Jin Yamada/Hemera/Getty Images
A French roast, or roti de boeuf, is a style of preparing roast beef that includes particular spices and flavorings traditionally included in French cooking. The most tender and appropriate beef roasts for this dish include chuck-eye, top blade or bottom roast. Butcher shops and grocery stores sell beef roasts of varying quality based on the level of fat marbling throughout the meat. Prime meats are marbled throughout, which protects the flesh from drying, resulting in a tender dish. Select and choice roasts contain less marbling and may result in a drier roast.
Place the oven rack in the position immediately below the center. Preheat the over to 300 degrees Fahrenheit. Massage kosher salt into meat. Place on a wire rack at room temperature for one hour. Dry beef with paper towels and season with fresh ground pepper. Tie twine around beef segments to prevent them from falling apart during cooking.
Simmer wine in stockpot for 15 minutes until reduced. Pour into a glass bowl. Rinse the stockpot and add olive oil. Heat oil on medium-high heat and add beef pieces, together or one at a time, as the size of the stockpot allows. Brown the beef and transfer to a glass dish.
Reduce the burner temperature to medium and heat the onion in the stockpot for three minutes until softened.

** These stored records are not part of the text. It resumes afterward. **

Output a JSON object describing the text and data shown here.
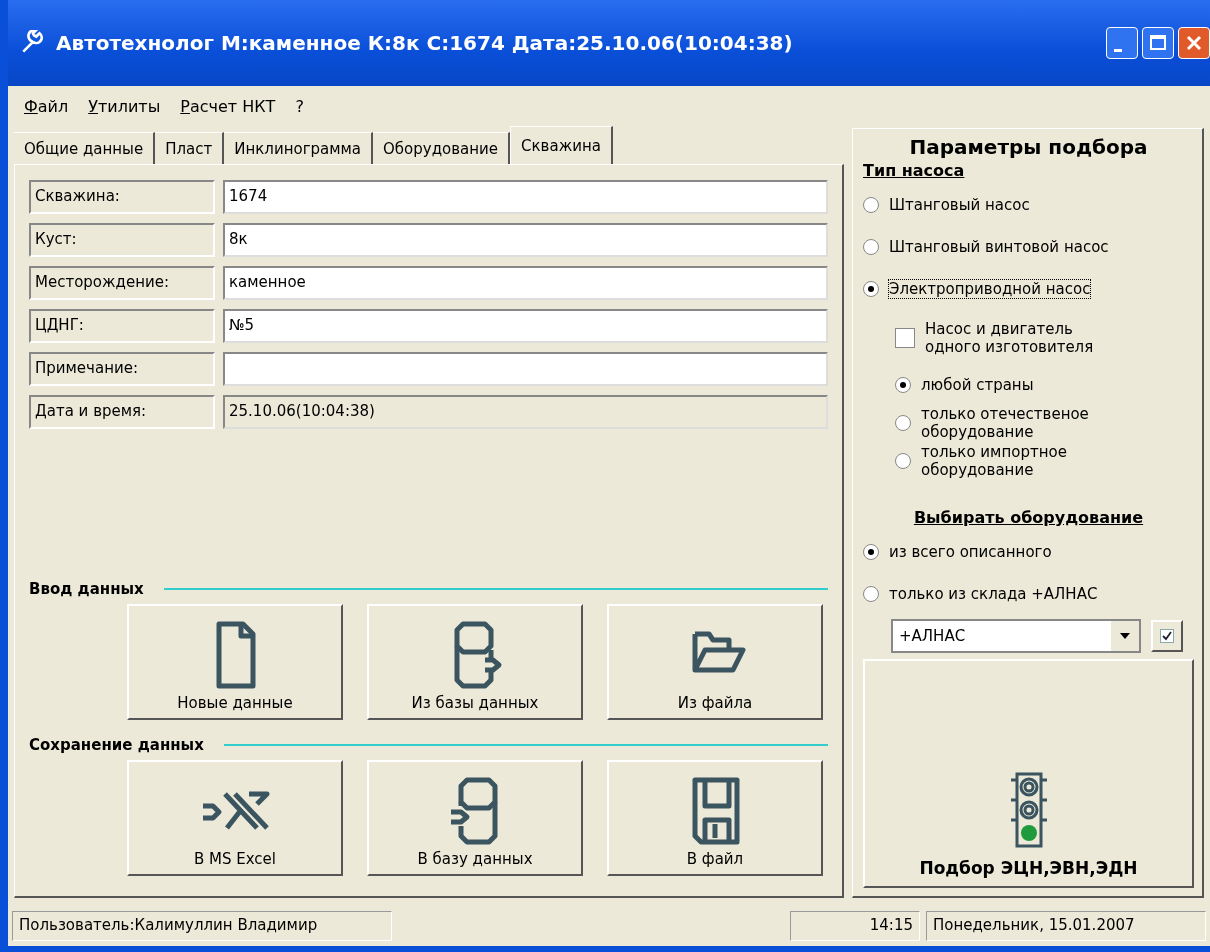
{
  "window": {
    "title": "Автотехнолог  М:каменное  К:8к  С:1674  Дата:25.10.06(10:04:38)"
  },
  "menu": [
    {
      "label": "Файл"
    },
    {
      "label": "Утилиты"
    },
    {
      "label": "Расчет НКТ"
    },
    {
      "label": "?"
    }
  ],
  "tabs": [
    {
      "label": "Общие данные",
      "selected": false
    },
    {
      "label": "Пласт",
      "selected": false
    },
    {
      "label": "Инклинограмма",
      "selected": false
    },
    {
      "label": "Оборудование",
      "selected": false
    },
    {
      "label": "Скважина",
      "selected": true
    }
  ],
  "fields": [
    {
      "label": "Скважина:",
      "value": "1674",
      "disabled": false
    },
    {
      "label": "Куст:",
      "value": "8к",
      "disabled": false
    },
    {
      "label": "Месторождение:",
      "value": "каменное",
      "disabled": false
    },
    {
      "label": "ЦДНГ:",
      "value": "№5",
      "disabled": false
    },
    {
      "label": "Примечание:",
      "disabled": false
    },
    {
      "label": "Дата и время:",
      "value": "25.10.06(10:04:38)",
      "disabled": true
    }
  ],
  "sections": [
    {
      "title": "Ввод данных",
      "buttons": [
        {
          "label": "Новые данные",
          "kind": "new"
        },
        {
          "label": "Из базы данных",
          "kind": "dbin"
        },
        {
          "label": "Из файла",
          "kind": "open"
        }
      ]
    },
    {
      "title": "Сохранение данных",
      "buttons": [
        {
          "label": "В MS Excel",
          "kind": "excel"
        },
        {
          "label": "В базу данных",
          "kind": "dbout"
        },
        {
          "label": "В файл",
          "kind": "save"
        }
      ]
    }
  ],
  "params": {
    "title": "Параметры подбора",
    "pump_type_title": "Тип насоса",
    "pump_types": [
      {
        "label": "Штанговый насос",
        "selected": false,
        "focused": false
      },
      {
        "label": "Штанговый винтовой насос",
        "selected": false,
        "focused": false
      },
      {
        "label": "Электроприводной насос",
        "selected": true,
        "focused": true
      }
    ],
    "same_maker": {
      "label": "Насос и двигатель одного изготовителя",
      "checked": false
    },
    "origins": [
      {
        "label": "любой страны",
        "selected": true
      },
      {
        "label": "только отечественое оборудование",
        "selected": false
      },
      {
        "label": "только импортное оборудование",
        "selected": false
      }
    ],
    "source_title": "Выбирать оборудование",
    "sources": [
      {
        "label": "из всего описанного",
        "selected": true
      },
      {
        "label": "только из склада +АЛНАС",
        "selected": false
      }
    ],
    "warehouse": {
      "value": "+АЛНАС"
    },
    "run_button": {
      "label": "Подбор ЭЦН,ЭВН,ЭДН"
    }
  },
  "status_bar": {
    "user": "Пользователь:Калимуллин Владимир",
    "time": "14:15",
    "date": "Понедельник, 15.01.2007"
  }
}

Add the garlic and the flour; mix thoroughly. Add the wine and herbs.
Place beef in roasting pan and pour in the wine mixture. Cover the roasting pan with aluminum foil or a lid and place in the oven. Turn each hour until cooked. Add the carrots after two hours and the onions after two hours and 15 minutes.
After the roast cooks for 2 1/2 hours, ensure that it cooked thoroughly and remove from the oven. Place the roast sections on a cutting board and tent with foil. Leave for 10 minutes. Cut the roast into 3/4-inch slices and fan on serving plates. Remove the bay leaves from the sauce. Surround the roast with vegetables and pour sauce over each serving.

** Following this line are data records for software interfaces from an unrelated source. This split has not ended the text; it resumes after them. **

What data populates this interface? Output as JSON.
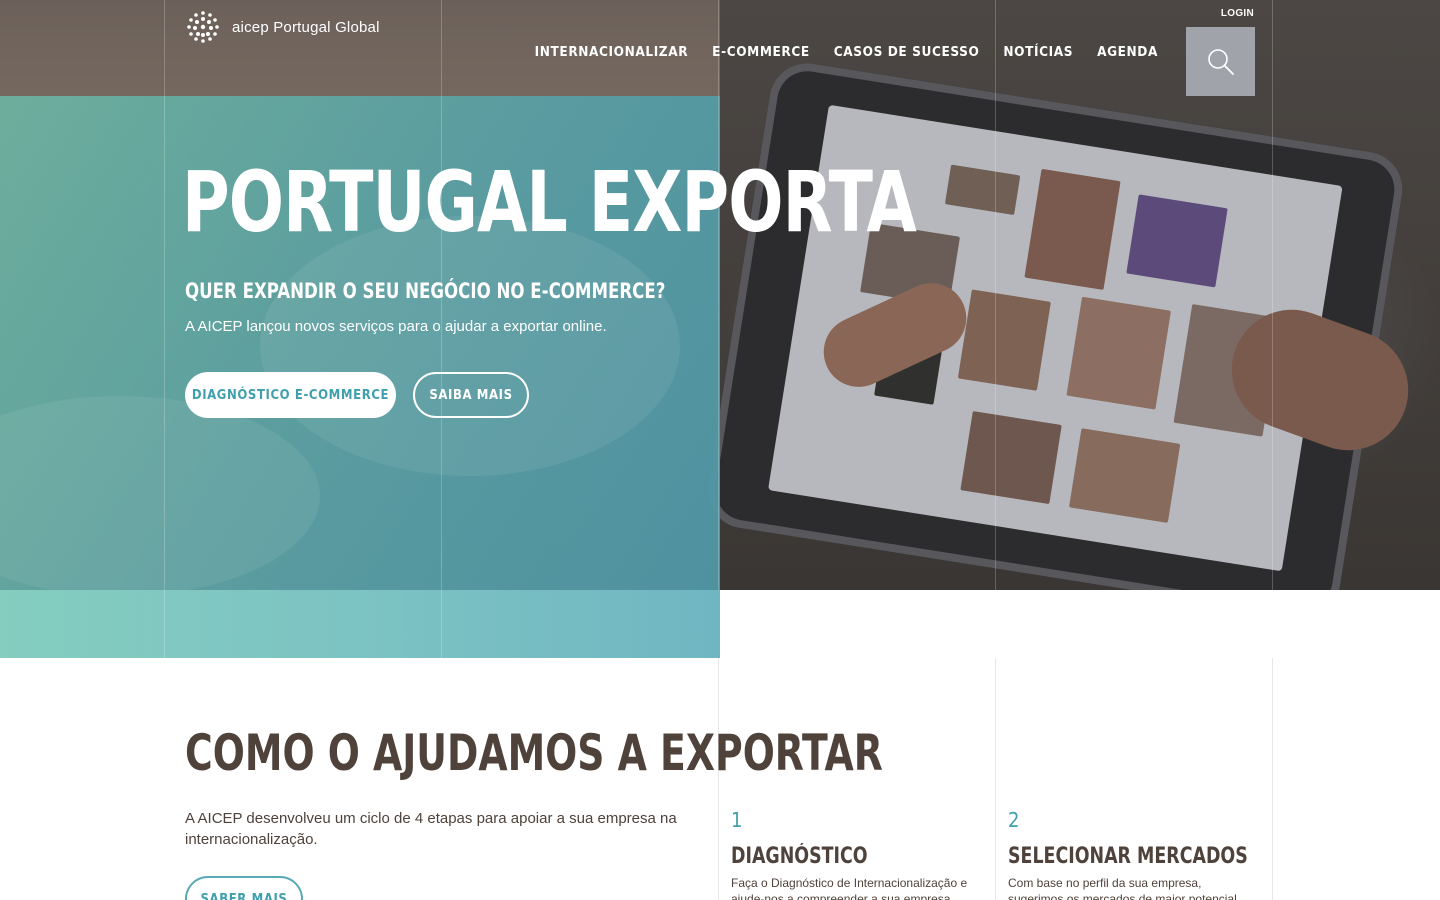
{
  "brand": {
    "name": "aicep Portugal Global"
  },
  "header": {
    "login_label": "LOGIN",
    "nav": [
      {
        "label": "INTERNACIONALIZAR"
      },
      {
        "label": "E-COMMERCE"
      },
      {
        "label": "CASOS DE SUCESSO"
      },
      {
        "label": "NOTÍCIAS"
      },
      {
        "label": "AGENDA"
      }
    ],
    "search_icon": "search-icon"
  },
  "hero": {
    "title": "PORTUGAL EXPORTA",
    "subtitle": "QUER EXPANDIR O SEU NEGÓCIO NO E-COMMERCE?",
    "text": "A AICEP lançou novos serviços para o ajudar a exportar online.",
    "primary_button": "DIAGNÓSTICO E-COMMERCE",
    "secondary_button": "SAIBA MAIS"
  },
  "how": {
    "title": "COMO O AJUDAMOS A EXPORTAR",
    "text": "A AICEP desenvolveu um ciclo de 4 etapas para apoiar a sua empresa na internacionalização.",
    "button": "SABER MAIS",
    "steps": [
      {
        "number": "1",
        "title": "DIAGNÓSTICO",
        "text": "Faça o Diagnóstico de Internacionalização e ajude-nos a compreender a sua empresa, para o"
      },
      {
        "number": "2",
        "title": "SELECIONAR MERCADOS",
        "text": "Com base no perfil da sua empresa, sugerimos os mercados de maior potencial para as suas"
      }
    ]
  },
  "colors": {
    "teal": "#5aa8ad",
    "teal_light": "#84cdbf",
    "accent_text": "#3f9fae",
    "heading": "#4f423b"
  }
}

How to Cook a Sirloin Like a Prime Rib
How to Cook Beef Top Round Pot Roast
How to Roast a Split Turkey
How to Cook Silverside on a Stove Top
How to Cook a Tenderloin Using Stoneware
How to Cook Angus Beef Steak
How to Convection Roast a Brisket
How to Cook a Rooster
How to Make a Black Pepper Crust on a ...
How to Cook Pork Hamonado
How to Store Cooked Ground Beef
How to Cook Dominican-Style Steak
How to Cook a Tender Roast
How to Use an Electric Roaster to Slow ...
How to Cook Beef Topside in a Slow ...
How to Cook the Ethiopian Food Zilzil ...
How to Cook a Large Amount of Corned ...
How to Cook Corned Silverside in a Slow ...
How to Cook a Boneless Sirloin Pork ...
What Are the Temperatures for Slowly ...
- "Food Lover's Companion"; Sharon Tyler Herbst and Ron Herbst; 2007
- "Cook's Illustrated"; Alternative to Chuck-Eye Beef Roast; May 2011
Based in Richmond, Va., Tara Carson has written articles for editorial and corporate online and print publications for more than 10 years. She has experience as an adjunct professor of nutrition at Northwest Christian University and holds a Bachelor of Science in journalism and nutrition from Virginia Commonwealth University.
Jin Yamada/Hemera/Getty Images